void setup()
{
pinMode(USERLED, OUTPUT);
}

void loop()
{
toggle(USERLED);
delay(500);
}
Example 3 : even simpler ?

void myBlink() { toggle(USERLED); }

void setup()
{
pinMode(USERLED, OUTPUT);
// Use Timer0 to toggle the USERLED every 500 ms
OnTimer0(myBlink, INT_MILLISEC, 500);
}

void loop()
{
}
Example 4 : using an interrupt

void setup()
{
pinMode(USERLED, OUTPUT);
// Enable Watchdog Timer
// Watchdog is driven by the Internal Oscillator (8MHz)
// Nominal period of Watchdog is 4ms
// Watchdog postscaler is set to 1:32768 by config. bits
// Watchdog timer will overload after 32768*4ms = 135sec = 2.25min
System.watchdog();
}

void loop()
{
System.clearWatchdog(); // clear watchdog timer
// Enter Sleep Mode
System.sleep(); // wait for watchdog timer overload
// Back to Run Mode
toggle(USERLED); // toggle the led
}
Example 5 : using the watchdog
blink.gpde

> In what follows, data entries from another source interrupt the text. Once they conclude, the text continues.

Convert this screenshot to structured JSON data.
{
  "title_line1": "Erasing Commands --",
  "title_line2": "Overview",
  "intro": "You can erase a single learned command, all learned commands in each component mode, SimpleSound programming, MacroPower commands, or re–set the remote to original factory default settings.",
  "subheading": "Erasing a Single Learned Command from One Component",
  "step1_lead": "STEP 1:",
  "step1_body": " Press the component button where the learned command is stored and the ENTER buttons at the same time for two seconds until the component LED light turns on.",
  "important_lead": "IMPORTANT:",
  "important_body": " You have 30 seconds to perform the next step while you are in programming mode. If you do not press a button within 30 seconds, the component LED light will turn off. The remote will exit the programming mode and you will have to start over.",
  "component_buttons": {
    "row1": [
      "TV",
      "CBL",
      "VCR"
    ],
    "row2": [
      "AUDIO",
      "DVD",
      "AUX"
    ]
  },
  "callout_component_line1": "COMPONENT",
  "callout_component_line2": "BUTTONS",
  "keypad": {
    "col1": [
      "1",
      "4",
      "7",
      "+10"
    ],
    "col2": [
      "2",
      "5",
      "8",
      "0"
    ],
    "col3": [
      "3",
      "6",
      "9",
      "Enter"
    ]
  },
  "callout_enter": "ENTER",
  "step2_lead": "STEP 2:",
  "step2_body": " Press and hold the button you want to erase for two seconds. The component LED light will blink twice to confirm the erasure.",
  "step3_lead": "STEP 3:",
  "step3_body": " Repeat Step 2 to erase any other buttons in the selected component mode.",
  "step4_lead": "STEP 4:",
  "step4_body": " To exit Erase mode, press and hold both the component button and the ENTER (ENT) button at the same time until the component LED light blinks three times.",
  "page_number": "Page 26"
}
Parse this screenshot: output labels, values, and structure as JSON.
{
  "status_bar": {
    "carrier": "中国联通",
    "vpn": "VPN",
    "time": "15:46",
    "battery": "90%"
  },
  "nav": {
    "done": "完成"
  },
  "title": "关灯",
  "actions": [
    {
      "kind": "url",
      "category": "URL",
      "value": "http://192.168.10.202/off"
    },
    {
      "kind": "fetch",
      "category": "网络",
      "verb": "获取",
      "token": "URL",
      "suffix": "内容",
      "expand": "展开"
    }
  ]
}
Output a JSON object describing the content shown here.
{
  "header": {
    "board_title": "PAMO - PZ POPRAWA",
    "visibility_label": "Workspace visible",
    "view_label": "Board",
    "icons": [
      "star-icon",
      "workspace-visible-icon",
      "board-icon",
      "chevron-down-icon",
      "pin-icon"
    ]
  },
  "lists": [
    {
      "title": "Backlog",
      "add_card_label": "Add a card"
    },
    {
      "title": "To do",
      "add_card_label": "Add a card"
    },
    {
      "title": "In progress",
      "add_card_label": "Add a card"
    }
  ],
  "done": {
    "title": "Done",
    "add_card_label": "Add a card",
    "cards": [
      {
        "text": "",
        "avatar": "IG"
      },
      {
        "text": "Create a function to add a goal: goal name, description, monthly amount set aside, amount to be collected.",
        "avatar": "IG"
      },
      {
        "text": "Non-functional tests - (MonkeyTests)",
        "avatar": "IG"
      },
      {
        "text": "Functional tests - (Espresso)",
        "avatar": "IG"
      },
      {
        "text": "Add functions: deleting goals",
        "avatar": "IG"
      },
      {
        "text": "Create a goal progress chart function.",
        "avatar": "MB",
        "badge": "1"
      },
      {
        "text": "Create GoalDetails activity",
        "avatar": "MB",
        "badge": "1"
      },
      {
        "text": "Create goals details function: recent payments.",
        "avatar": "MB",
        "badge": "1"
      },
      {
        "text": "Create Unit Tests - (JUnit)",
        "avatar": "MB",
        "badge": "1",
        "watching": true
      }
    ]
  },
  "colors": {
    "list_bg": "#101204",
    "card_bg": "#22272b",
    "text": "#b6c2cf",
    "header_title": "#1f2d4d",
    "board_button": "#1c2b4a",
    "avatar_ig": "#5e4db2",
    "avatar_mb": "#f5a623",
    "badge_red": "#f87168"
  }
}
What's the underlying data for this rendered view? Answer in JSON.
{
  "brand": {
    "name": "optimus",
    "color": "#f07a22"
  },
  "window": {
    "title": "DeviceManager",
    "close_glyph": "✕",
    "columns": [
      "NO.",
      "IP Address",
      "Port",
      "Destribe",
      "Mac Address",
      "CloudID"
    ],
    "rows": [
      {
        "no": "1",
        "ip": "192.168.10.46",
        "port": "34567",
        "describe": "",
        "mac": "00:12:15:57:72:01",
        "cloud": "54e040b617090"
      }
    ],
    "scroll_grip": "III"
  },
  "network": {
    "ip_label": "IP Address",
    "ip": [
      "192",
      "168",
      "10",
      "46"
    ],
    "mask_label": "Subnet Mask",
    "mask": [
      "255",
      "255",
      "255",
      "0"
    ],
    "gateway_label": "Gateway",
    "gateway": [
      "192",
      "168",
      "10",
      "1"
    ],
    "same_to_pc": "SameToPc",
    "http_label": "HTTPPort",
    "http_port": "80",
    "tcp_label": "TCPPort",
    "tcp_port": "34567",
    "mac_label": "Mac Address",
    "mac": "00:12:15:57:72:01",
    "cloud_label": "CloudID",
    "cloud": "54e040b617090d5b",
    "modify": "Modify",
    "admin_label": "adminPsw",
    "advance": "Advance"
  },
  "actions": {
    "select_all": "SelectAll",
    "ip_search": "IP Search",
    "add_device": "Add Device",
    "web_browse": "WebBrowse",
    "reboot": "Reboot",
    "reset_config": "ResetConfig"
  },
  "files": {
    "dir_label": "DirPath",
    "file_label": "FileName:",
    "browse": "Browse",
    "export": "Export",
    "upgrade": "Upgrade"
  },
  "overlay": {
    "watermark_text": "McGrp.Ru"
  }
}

void setup()
{
pinMode(USERLED, OUTPUT);
}

void loop()
{
toggle(USERLED);
delay(500);
}
Example 6 : using the Pinguino Graphical Language

New Pinguino 45K50 !

The Pinguino 45K50 is now available as a Kit in the Pinguino Shop for 9.90 € (inc. VAT).

P45K50-03aThis new Pinguino is based on the PIC18F45K50 which is pin to pin comparable with the older 4550 serie, and is also capable of running at 5V. It also features a USB precision integrated oscillator, enabling you to build USB projects without the need of any external oscillator, and a CTMU unit for measurement applications.

The Pinguino 45K50 is also very easy to build as it needs only few components (4 resistors, 3 capacitors, 2 LEDs, 1 reset button and 1 USB connector) to work.

The PCB has been designed to be upgradeable. If you need it, you can add a 5V regulator to feed the board from an external power supply. It’s also possible to add an external crystal. In this case, note that the PCB is fully compatible with the PIC18F4550 so you can easily turn your Pinguino 45K50 to a Pinguino 4550.

The Pinguino 45K50 comes pre-programmed with a USB bootloader, so you won’t even need a programmer to use it. You only need a USB cable and a computer (PC or Raspberry Pi).

More info. and building instructions are available on the Pinguino Wiki.

Enjoy !